• **Required action**
Please return all lines of the data below containing the string "Cinema".

──────── Data records

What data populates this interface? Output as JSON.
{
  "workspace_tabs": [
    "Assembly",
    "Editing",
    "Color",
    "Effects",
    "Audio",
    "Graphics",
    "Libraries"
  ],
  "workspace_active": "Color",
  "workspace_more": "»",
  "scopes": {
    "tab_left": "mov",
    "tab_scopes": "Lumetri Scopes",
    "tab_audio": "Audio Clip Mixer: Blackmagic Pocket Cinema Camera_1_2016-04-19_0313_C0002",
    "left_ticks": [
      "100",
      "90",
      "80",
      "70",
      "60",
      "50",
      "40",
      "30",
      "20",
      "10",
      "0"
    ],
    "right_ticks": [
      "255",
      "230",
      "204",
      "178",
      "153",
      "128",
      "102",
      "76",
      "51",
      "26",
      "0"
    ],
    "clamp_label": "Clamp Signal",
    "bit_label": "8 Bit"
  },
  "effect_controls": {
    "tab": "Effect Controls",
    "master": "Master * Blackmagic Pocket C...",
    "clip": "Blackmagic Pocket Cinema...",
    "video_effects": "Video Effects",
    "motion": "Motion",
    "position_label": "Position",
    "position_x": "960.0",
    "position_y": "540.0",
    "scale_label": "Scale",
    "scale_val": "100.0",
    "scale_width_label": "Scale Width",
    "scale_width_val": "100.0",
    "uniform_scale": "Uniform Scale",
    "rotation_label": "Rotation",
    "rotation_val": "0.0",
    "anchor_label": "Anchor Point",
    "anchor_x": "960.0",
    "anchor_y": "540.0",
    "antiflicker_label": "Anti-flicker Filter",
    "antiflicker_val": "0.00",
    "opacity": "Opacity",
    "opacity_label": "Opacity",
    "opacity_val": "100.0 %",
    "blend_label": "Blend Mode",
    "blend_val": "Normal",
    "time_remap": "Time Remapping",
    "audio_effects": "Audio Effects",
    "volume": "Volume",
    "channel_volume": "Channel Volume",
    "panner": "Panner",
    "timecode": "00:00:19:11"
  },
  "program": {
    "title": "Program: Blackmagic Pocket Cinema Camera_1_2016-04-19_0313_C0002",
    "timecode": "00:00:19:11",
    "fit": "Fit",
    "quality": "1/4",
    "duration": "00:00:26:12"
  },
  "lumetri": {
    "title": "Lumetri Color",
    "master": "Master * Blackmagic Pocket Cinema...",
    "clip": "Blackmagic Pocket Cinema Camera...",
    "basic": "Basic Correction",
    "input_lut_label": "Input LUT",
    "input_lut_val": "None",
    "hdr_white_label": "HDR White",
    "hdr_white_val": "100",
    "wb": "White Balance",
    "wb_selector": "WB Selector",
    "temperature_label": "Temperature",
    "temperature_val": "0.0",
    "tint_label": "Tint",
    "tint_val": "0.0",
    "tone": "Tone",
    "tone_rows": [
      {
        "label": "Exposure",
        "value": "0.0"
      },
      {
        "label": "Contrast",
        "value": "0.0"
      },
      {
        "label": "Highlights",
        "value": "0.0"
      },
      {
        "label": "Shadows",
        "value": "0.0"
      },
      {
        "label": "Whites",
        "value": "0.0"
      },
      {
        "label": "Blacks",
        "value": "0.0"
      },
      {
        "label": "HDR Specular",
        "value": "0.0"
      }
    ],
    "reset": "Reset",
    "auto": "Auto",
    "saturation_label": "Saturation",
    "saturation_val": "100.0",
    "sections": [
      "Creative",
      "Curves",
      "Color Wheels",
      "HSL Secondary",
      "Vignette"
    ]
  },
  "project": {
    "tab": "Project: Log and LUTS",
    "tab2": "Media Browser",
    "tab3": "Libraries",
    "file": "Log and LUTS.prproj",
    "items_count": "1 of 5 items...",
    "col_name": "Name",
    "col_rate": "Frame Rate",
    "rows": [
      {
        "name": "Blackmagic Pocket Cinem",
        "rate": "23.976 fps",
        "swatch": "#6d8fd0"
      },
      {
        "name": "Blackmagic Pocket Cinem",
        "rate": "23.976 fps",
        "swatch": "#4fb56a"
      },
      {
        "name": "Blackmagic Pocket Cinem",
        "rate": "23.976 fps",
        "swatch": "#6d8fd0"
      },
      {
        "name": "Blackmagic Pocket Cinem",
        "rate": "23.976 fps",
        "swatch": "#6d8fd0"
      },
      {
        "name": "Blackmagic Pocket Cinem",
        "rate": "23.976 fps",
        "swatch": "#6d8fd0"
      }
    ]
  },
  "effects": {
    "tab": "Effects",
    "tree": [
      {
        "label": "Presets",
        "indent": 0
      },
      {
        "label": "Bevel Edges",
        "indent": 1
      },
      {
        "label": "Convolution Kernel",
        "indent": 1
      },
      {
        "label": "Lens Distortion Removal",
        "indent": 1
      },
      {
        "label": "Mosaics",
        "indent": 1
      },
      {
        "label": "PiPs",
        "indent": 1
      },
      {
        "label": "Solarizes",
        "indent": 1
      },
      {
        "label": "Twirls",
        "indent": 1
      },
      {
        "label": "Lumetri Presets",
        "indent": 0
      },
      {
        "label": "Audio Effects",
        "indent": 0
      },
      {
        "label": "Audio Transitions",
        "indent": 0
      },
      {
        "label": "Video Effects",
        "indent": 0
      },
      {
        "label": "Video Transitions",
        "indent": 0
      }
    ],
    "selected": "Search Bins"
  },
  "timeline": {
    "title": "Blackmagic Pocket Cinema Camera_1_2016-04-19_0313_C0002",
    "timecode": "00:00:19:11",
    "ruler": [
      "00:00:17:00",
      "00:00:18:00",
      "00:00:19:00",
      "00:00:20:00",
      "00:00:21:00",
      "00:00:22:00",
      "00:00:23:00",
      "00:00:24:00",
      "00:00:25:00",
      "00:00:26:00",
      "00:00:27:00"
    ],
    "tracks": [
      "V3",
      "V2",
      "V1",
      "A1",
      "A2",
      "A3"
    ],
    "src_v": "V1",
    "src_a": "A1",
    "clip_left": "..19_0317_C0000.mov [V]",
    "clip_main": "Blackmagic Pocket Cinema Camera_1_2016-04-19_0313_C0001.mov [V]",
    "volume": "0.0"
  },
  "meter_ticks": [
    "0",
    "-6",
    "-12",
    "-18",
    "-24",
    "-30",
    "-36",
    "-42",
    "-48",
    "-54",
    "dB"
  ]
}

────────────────

• **Solution for this exercise**
    "tab_audio": "Audio Clip Mixer: Blackmagic Pocket Cinema Camera_1_2016-04-19_0313_C0002",
    "clip": "Blackmagic Pocket Cinema...",
    "title": "Program: Blackmagic Pocket Cinema Camera_1_2016-04-19_0313_C0002",
    "master": "Master * Blackmagic Pocket Cinema...",
    "clip": "Blackmagic Pocket Cinema Camera...",
    "title": "Blackmagic Pocket Cinema Camera_1_2016-04-19_0313_C0002",
    "clip_main": "Blackmagic Pocket Cinema Camera_1_2016-04-19_0313_C0001.mov [V]",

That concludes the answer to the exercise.